» **PROBLEM**: Leave every picture out, then reproduce the rest of the listing exactly.

» **RECORDED DATA**:
-- -- --
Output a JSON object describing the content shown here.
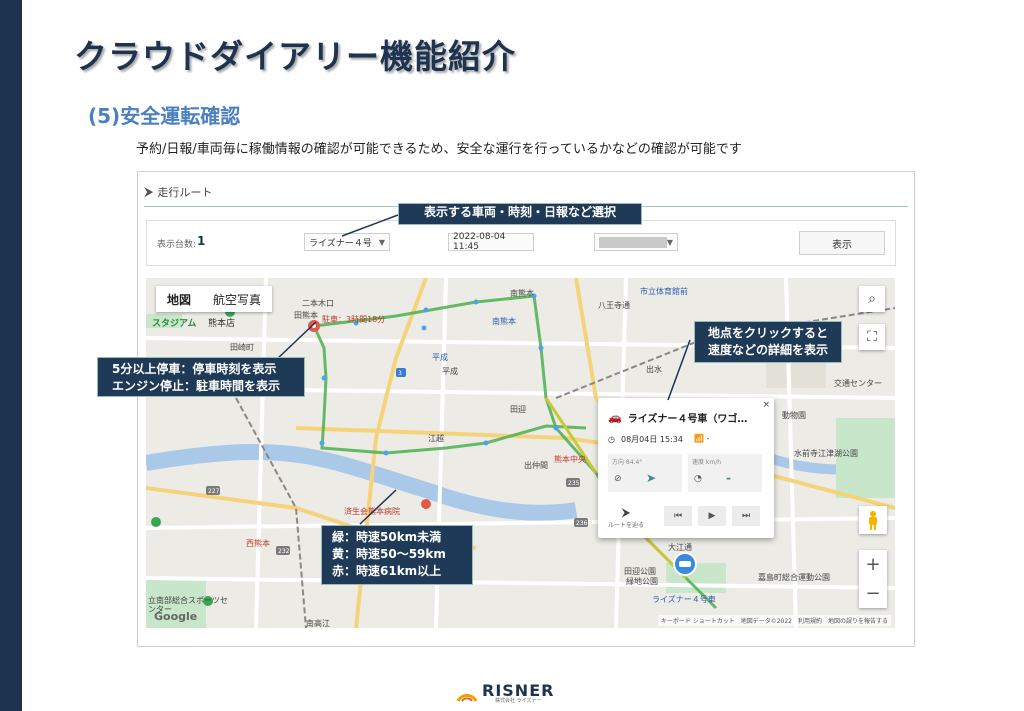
{
  "page": {
    "title": "クラウドダイアリー機能紹介",
    "subtitle": "(5)安全運転確認",
    "description": "予約/日報/車両毎に稼働情報の確認が可能できるため、安全な運行を行っているかなどの確認が可能です"
  },
  "panel": {
    "header": "走行ルート",
    "filters": {
      "count_label": "表示台数:",
      "count_value": "1",
      "vehicle_select": "ライズナー４号",
      "datetime": "2022-08-04 11:45",
      "show_button": "表示"
    }
  },
  "map": {
    "type_tabs": [
      "地図",
      "航空写真"
    ],
    "labels": {
      "stadium": "スタジアム",
      "kumamoto_store": "熊本店",
      "tasaki": "田崎町",
      "nihongi": "二本木口",
      "kumamoto_ta": "田熊本",
      "parking": "駐車：3時間18分",
      "minami_kumamoto": "南熊本",
      "heisei_station": "平成",
      "heisei": "平成",
      "kitakumamoto_station": "南熊本",
      "hachioji": "八王寺通",
      "shiritsu": "市立体育館前",
      "koe": "江越",
      "tayo": "田迎",
      "demachi": "出仲間",
      "kumamoto_naka": "熊本中央",
      "demizu": "出水",
      "hospital": "済生会熊本病院",
      "nishi_kumamoto": "西熊本",
      "minami_park": "立南部総合スポーツセンター",
      "daishin": "大江通",
      "park": "田迎公園",
      "ezu": "水前寺江津湖公園",
      "kashima": "嘉島町総合運動公園",
      "animal": "動物園",
      "nanbu": "南高江",
      "route_car": "ライズナー４号車",
      "cross": "交通センター",
      "ryokuchi": "緑地公園"
    },
    "google": "Google",
    "attribution": "キーボード ショートカット　地図データ©2022　利用規約　地図の誤りを報告する"
  },
  "popup": {
    "title": "ライズナー４号車（ワゴ…",
    "close": "×",
    "date": "08月04日 15:34",
    "signal": "-",
    "direction_label": "方向 84.4°",
    "speed_label": "速度 km/h",
    "speed_value": "-",
    "route_label": "ルートを辿る"
  },
  "callouts": {
    "select": "表示する車両・時刻・日報など選択",
    "click_line1": "地点をクリックすると",
    "click_line2": "速度などの詳細を表示",
    "stop_line1": "5分以上停車：停車時刻を表示",
    "stop_line2": "エンジン停止：駐車時間を表示",
    "legend_line1": "緑：時速50km未満",
    "legend_line2": "黄：時速50～59km",
    "legend_line3": "赤：時速61km以上"
  },
  "footer": {
    "brand": "RISNER",
    "company": "株式会社 ライズナー"
  },
  "colors": {
    "navy": "#1e3350",
    "route_green": "#4caf50",
    "route_yellow": "#c9c83a",
    "accent_blue": "#4a7fc1"
  }
}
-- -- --
» **EXERCISE RESPONSE**:
Output a JSON object describing the content shown here.
{
  "page": {
    "title": "クラウドダイアリー機能紹介",
    "subtitle": "(5)安全運転確認",
    "description": "予約/日報/車両毎に稼働情報の確認が可能できるため、安全な運行を行っているかなどの確認が可能です"
  },
  "panel": {
    "header": "走行ルート",
    "filters": {
      "count_label": "表示台数:",
      "count_value": "1",
      "vehicle_select": "ライズナー４号",
      "datetime": "2022-08-04 11:45",
      "show_button": "表示"
    }
  },
  "map": {
    "type_tabs": [
      "地図",
      "航空写真"
    ],
    "labels": {
      "stadium": "スタジアム",
      "kumamoto_store": "熊本店",
      "tasaki": "田崎町",
      "nihongi": "二本木口",
      "kumamoto_ta": "田熊本",
      "parking": "駐車：3時間18分",
      "minami_kumamoto": "南熊本",
      "heisei_station": "平成",
      "heisei": "平成",
      "kitakumamoto_station": "南熊本",
      "hachioji": "八王寺通",
      "shiritsu": "市立体育館前",
      "koe": "江越",
      "tayo": "田迎",
      "demachi": "出仲間",
      "kumamoto_naka": "熊本中央",
      "demizu": "出水",
      "hospital": "済生会熊本病院",
      "nishi_kumamoto": "西熊本",
      "minami_park": "立南部総合スポーツセンター",
      "daishin": "大江通",
      "park": "田迎公園",
      "ezu": "水前寺江津湖公園",
      "kashima": "嘉島町総合運動公園",
      "animal": "動物園",
      "nanbu": "南高江",
      "route_car": "ライズナー４号車",
      "cross": "交通センター",
      "ryokuchi": "緑地公園"
    },
    "google": "Google",
    "attribution": "キーボード ショートカット　地図データ©2022　利用規約　地図の誤りを報告する"
  },
  "popup": {
    "title": "ライズナー４号車（ワゴ…",
    "close": "×",
    "date": "08月04日 15:34",
    "signal": "-",
    "direction_label": "方向 84.4°",
    "speed_label": "速度 km/h",
    "speed_value": "-",
    "route_label": "ルートを辿る"
  },
  "callouts": {
    "select": "表示する車両・時刻・日報など選択",
    "click_line1": "地点をクリックすると",
    "click_line2": "速度などの詳細を表示",
    "stop_line1": "5分以上停車：停車時刻を表示",
    "stop_line2": "エンジン停止：駐車時間を表示",
    "legend_line1": "緑：時速50km未満",
    "legend_line2": "黄：時速50～59km",
    "legend_line3": "赤：時速61km以上"
  },
  "footer": {
    "brand": "RISNER",
    "company": "株式会社 ライズナー"
  },
  "colors": {
    "navy": "#1e3350",
    "route_green": "#4caf50",
    "route_yellow": "#c9c83a",
    "accent_blue": "#4a7fc1"
  }
}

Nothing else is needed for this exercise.